Source information.
· · · · ·

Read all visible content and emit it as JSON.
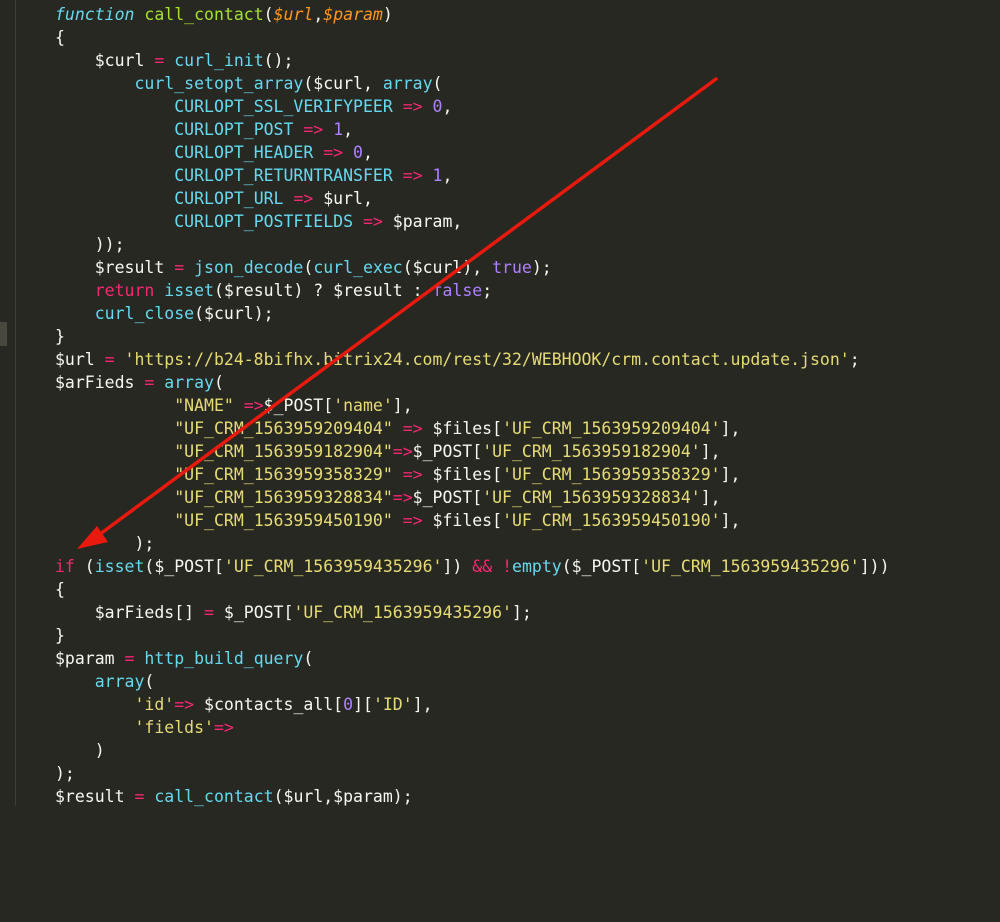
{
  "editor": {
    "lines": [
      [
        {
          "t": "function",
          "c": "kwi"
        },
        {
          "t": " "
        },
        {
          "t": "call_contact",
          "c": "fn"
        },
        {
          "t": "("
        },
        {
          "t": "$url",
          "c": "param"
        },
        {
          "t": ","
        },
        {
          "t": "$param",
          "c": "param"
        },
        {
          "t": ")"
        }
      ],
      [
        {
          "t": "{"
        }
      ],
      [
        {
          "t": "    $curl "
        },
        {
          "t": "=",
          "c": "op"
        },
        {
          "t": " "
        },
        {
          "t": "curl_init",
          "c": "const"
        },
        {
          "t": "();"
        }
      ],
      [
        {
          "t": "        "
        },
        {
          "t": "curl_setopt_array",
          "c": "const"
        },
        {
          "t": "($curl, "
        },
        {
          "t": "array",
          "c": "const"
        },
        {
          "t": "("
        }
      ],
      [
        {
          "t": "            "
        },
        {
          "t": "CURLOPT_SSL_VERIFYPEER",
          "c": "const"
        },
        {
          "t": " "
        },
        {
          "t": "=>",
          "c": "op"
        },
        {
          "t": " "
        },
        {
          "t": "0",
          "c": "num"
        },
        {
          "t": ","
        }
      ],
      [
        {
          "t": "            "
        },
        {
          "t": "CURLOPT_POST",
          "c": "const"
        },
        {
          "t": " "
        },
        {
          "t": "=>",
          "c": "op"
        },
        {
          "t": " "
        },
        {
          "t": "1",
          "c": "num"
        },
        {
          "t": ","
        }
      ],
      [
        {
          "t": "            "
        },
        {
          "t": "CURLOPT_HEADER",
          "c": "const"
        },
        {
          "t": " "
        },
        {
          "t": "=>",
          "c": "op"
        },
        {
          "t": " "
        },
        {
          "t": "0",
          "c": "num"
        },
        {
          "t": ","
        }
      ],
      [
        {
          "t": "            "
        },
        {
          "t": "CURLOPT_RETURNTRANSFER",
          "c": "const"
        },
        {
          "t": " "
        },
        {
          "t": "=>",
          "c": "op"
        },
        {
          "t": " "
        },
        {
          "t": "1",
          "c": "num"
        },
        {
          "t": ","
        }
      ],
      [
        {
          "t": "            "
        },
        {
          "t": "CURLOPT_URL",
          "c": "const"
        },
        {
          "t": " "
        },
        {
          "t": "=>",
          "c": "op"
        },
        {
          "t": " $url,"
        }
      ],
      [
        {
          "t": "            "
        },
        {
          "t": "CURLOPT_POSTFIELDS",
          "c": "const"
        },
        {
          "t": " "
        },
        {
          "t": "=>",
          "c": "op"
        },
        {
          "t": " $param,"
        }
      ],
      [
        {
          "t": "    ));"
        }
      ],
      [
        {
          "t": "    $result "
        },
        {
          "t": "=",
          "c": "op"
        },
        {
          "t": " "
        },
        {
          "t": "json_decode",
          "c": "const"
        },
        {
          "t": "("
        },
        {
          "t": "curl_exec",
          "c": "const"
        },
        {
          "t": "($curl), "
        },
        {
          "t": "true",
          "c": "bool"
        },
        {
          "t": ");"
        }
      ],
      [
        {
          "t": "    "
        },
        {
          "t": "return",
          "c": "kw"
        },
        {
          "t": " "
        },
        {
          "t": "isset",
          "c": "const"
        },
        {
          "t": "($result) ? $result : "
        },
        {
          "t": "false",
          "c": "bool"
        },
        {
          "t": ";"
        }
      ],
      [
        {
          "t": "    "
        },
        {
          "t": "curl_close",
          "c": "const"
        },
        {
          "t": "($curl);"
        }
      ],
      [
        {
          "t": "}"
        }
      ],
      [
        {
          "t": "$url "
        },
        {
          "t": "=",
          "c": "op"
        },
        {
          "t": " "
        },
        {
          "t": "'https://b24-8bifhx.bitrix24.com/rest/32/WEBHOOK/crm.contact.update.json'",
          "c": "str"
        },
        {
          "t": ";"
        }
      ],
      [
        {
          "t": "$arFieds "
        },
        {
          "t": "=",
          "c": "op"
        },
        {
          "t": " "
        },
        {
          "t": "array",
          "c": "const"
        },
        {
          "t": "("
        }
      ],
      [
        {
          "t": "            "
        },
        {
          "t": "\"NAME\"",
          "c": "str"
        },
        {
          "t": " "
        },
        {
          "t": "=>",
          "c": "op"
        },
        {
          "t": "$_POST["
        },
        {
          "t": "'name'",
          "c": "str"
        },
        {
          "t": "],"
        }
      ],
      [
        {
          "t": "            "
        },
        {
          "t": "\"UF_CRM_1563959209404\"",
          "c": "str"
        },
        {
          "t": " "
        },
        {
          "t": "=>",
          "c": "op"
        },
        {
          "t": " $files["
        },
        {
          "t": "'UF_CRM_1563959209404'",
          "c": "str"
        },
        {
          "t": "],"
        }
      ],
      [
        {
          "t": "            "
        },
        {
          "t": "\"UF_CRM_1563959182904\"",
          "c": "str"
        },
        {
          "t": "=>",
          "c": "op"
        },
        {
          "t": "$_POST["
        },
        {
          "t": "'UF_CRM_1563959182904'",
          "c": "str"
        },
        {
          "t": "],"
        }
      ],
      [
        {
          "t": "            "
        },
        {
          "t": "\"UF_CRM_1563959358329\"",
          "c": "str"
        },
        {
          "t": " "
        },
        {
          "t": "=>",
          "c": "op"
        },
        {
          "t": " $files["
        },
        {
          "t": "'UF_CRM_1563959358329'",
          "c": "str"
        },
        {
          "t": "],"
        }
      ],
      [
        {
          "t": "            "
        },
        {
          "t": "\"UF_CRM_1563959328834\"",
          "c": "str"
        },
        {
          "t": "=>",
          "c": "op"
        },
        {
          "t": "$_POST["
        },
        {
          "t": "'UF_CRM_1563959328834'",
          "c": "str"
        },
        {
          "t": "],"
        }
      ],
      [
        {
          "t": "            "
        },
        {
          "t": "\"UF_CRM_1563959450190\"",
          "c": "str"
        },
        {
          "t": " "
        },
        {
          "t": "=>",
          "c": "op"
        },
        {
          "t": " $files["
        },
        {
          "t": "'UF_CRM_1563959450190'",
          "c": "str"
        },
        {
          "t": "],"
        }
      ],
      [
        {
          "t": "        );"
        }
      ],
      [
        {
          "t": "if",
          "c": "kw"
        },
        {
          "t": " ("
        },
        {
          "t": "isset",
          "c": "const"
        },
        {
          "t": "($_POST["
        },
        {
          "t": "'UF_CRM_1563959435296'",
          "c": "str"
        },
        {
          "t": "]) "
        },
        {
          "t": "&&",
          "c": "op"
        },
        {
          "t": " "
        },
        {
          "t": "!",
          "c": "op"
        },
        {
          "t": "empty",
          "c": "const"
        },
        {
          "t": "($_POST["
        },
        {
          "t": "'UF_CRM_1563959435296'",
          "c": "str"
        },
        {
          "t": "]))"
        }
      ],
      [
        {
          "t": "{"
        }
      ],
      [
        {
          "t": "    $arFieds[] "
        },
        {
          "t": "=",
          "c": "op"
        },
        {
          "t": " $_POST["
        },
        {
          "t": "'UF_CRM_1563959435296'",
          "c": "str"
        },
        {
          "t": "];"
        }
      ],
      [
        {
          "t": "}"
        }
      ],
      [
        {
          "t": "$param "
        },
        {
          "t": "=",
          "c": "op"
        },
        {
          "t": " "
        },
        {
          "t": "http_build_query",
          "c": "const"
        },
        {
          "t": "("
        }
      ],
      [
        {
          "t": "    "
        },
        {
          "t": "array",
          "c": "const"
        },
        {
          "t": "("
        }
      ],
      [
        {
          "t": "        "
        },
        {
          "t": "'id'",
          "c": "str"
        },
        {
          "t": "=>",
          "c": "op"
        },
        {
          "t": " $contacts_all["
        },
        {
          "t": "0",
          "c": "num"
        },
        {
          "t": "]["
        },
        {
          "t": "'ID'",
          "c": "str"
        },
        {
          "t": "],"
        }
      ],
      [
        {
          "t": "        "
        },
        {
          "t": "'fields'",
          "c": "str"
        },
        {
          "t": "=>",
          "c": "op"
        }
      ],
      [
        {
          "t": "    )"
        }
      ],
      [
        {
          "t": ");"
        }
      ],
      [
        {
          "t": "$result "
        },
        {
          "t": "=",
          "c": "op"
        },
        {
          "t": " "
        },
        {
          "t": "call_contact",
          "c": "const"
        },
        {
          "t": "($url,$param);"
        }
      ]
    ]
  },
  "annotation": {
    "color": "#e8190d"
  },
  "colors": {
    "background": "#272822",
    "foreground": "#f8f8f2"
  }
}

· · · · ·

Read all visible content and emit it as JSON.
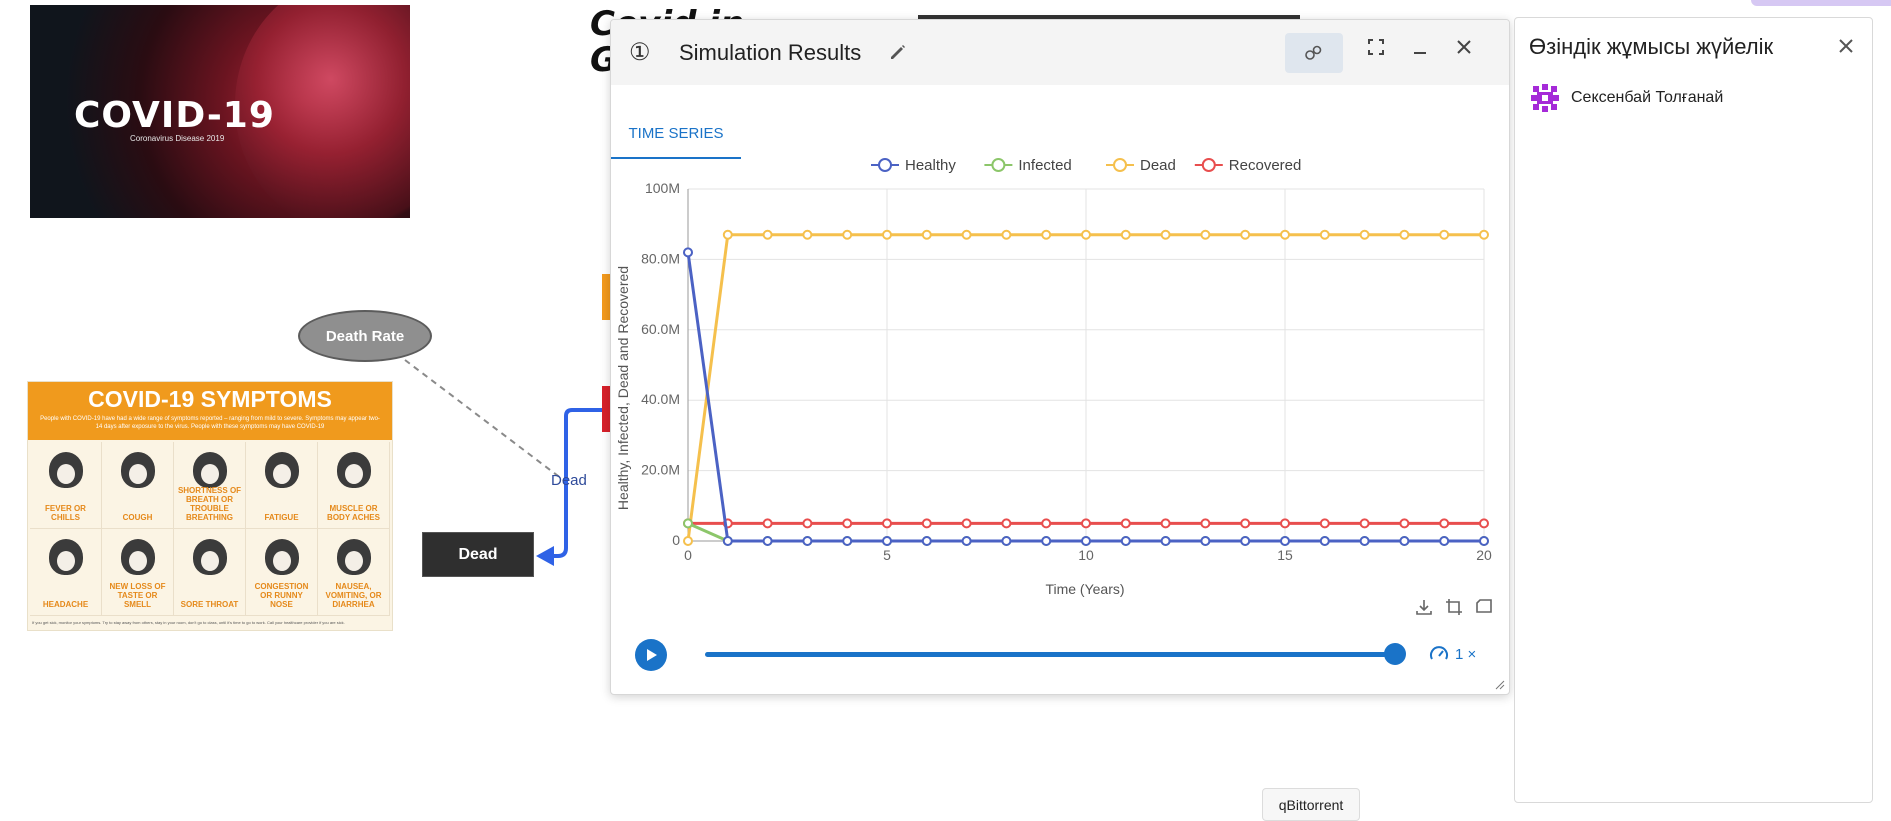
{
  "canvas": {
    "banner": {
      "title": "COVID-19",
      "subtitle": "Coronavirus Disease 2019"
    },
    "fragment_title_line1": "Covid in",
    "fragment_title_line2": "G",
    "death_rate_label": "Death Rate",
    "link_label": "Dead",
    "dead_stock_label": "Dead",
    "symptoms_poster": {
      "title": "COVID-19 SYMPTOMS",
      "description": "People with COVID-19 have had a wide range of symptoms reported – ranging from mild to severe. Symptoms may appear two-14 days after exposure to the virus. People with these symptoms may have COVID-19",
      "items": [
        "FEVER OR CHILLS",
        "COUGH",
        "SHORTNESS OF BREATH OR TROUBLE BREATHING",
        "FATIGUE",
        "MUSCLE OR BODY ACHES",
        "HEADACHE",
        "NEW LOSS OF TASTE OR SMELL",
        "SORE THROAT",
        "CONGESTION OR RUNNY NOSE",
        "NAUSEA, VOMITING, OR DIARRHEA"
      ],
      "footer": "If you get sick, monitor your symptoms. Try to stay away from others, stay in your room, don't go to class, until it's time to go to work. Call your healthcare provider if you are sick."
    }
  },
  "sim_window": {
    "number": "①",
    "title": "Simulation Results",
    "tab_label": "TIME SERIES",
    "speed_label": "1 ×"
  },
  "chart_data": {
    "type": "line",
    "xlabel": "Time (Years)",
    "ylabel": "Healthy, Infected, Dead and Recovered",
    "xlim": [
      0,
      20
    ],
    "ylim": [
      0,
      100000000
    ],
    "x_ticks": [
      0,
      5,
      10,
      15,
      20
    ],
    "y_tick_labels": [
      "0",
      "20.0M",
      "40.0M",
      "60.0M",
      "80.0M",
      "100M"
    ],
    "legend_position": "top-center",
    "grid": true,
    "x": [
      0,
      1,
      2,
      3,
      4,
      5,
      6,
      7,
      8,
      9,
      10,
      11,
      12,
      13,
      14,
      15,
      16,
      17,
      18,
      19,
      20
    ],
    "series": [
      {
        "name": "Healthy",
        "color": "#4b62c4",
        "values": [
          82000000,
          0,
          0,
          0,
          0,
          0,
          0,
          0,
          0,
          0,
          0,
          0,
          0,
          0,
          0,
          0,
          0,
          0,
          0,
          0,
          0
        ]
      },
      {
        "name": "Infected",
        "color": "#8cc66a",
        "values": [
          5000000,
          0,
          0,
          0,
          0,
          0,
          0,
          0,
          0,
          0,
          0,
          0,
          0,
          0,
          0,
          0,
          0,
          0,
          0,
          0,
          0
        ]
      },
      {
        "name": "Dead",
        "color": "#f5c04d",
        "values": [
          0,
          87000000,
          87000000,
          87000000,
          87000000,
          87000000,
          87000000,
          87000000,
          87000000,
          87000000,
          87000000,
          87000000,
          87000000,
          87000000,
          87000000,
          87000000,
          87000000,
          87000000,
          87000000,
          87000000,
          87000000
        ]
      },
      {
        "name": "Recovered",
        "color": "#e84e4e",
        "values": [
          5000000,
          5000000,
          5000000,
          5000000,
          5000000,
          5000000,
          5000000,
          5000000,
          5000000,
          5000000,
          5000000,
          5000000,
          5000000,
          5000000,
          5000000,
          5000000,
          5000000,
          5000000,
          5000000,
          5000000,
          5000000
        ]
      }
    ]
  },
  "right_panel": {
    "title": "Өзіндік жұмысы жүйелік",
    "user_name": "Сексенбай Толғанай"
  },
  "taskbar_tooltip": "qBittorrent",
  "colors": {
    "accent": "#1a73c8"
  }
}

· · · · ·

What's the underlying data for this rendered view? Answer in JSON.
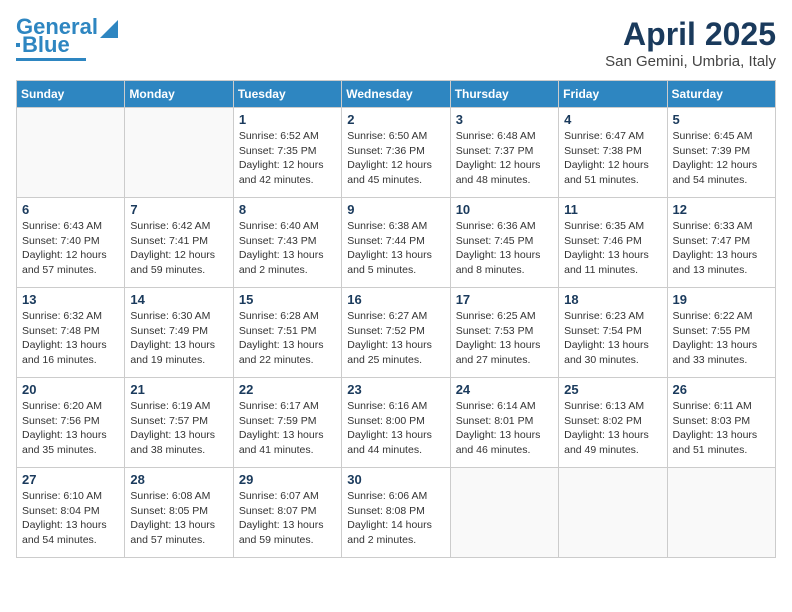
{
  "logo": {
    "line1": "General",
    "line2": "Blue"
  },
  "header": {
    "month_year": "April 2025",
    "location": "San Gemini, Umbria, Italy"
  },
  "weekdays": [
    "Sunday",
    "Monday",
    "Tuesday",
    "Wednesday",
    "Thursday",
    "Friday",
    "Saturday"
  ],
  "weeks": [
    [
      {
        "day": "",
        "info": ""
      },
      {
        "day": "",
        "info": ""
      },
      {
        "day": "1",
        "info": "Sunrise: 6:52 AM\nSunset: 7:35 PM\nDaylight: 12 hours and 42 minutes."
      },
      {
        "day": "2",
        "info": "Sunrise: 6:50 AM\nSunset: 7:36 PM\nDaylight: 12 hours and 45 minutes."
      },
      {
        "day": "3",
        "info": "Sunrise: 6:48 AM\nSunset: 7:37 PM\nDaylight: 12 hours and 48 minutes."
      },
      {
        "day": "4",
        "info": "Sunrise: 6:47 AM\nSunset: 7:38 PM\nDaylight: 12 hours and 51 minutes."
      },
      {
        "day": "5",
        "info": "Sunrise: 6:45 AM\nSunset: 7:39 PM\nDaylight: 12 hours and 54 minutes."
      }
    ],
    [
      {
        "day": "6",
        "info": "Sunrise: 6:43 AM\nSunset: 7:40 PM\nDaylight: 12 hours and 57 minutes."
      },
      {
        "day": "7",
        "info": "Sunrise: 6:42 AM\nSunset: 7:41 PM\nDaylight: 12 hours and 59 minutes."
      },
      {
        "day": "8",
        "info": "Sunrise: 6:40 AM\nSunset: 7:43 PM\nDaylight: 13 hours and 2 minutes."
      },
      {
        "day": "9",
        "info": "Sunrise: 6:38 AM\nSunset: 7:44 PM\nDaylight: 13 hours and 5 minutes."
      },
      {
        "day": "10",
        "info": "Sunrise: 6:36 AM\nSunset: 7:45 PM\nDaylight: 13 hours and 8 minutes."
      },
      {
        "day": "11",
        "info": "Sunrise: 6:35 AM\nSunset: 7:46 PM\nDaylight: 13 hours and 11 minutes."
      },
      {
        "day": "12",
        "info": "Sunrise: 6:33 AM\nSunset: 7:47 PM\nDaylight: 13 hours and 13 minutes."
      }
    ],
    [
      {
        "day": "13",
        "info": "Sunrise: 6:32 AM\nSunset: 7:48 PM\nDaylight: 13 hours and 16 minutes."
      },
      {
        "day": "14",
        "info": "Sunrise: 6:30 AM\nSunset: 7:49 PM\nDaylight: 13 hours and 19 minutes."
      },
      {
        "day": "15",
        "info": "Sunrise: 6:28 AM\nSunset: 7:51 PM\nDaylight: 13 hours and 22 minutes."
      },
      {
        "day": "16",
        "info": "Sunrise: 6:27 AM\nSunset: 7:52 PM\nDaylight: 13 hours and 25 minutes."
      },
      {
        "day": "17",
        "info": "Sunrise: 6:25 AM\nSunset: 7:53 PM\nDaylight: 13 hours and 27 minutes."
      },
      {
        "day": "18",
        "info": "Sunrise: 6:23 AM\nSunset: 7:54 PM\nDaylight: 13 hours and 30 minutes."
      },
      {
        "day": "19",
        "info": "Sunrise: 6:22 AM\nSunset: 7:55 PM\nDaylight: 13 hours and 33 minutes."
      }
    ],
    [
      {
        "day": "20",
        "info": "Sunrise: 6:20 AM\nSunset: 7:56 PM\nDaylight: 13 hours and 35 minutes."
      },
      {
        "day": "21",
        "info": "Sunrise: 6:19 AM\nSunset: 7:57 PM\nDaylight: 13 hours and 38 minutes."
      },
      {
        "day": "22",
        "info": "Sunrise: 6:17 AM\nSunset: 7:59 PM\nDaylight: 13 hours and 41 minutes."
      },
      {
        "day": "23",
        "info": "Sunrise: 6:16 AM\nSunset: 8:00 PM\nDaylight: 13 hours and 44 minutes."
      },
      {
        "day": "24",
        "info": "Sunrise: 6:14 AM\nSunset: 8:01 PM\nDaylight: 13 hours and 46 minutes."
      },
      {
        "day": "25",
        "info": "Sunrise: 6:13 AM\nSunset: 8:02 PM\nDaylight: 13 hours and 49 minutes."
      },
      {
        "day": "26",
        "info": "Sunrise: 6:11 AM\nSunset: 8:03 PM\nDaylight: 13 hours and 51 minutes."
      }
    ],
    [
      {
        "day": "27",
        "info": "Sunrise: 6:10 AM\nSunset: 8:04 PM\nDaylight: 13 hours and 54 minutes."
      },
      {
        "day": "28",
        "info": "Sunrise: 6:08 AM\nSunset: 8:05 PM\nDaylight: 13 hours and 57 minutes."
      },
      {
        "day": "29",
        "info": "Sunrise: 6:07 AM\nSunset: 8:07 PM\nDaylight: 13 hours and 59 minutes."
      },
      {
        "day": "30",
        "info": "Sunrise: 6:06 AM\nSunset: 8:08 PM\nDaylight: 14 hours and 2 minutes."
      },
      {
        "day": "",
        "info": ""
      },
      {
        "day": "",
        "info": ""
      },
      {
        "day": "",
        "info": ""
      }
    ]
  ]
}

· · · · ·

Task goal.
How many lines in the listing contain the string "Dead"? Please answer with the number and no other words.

Exercise response.
4